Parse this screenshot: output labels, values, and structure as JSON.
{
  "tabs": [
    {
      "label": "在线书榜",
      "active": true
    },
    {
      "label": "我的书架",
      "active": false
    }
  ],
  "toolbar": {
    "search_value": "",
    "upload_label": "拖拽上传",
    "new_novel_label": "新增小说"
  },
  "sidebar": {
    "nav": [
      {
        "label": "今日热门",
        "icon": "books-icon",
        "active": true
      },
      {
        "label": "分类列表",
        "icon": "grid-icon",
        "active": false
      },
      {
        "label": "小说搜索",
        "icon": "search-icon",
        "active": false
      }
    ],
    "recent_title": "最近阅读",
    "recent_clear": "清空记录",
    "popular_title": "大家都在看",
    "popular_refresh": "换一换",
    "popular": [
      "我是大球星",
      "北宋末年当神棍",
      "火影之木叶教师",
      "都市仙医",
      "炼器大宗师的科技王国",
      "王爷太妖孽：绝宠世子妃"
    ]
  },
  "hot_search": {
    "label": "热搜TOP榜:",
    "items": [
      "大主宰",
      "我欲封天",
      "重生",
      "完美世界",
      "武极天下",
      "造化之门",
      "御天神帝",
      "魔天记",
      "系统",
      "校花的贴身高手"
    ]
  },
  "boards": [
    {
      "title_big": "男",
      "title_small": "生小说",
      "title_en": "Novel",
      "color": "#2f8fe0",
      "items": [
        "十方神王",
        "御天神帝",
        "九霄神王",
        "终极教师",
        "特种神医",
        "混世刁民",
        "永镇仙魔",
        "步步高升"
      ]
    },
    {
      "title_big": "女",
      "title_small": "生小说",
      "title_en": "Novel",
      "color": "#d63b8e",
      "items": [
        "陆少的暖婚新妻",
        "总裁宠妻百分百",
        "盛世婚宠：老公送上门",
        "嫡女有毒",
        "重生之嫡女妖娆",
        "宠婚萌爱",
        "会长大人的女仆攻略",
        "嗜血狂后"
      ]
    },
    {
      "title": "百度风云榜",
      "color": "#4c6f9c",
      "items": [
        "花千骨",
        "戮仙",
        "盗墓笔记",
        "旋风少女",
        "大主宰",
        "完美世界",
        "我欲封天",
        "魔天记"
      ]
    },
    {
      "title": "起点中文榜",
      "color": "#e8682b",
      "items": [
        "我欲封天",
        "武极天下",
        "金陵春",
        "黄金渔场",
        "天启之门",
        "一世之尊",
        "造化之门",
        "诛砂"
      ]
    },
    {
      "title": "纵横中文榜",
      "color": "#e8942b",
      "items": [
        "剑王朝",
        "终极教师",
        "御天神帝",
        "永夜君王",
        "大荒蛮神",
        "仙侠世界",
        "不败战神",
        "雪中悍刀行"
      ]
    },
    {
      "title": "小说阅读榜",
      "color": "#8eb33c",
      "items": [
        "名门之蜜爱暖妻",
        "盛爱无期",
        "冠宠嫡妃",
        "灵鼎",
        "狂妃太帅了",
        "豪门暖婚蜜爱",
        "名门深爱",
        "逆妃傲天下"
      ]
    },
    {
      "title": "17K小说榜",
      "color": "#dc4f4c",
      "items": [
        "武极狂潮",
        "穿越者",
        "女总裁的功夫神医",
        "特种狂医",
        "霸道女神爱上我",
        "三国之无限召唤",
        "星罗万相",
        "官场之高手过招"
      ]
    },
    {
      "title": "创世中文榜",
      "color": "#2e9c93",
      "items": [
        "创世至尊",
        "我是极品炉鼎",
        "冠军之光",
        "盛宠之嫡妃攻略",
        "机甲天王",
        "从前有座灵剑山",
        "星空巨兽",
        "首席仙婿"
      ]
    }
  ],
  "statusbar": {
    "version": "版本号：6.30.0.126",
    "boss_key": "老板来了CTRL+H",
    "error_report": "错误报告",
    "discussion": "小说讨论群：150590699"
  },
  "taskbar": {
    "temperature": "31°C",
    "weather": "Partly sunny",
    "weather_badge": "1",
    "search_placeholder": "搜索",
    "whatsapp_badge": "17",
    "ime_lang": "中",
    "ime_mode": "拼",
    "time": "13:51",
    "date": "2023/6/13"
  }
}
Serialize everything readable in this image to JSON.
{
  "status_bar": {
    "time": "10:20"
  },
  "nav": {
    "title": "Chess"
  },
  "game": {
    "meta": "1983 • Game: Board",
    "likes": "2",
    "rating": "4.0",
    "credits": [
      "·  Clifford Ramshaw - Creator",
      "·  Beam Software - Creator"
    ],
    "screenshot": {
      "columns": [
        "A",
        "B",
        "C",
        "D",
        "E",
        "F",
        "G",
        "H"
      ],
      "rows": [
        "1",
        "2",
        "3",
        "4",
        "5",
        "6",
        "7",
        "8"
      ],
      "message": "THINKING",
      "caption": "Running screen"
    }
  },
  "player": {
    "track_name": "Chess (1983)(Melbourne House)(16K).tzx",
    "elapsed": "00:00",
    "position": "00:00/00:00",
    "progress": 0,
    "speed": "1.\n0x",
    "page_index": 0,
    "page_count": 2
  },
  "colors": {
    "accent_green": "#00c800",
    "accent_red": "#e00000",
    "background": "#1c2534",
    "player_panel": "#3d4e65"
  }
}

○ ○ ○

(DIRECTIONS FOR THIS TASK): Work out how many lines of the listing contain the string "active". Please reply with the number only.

(TASK RESULT): 5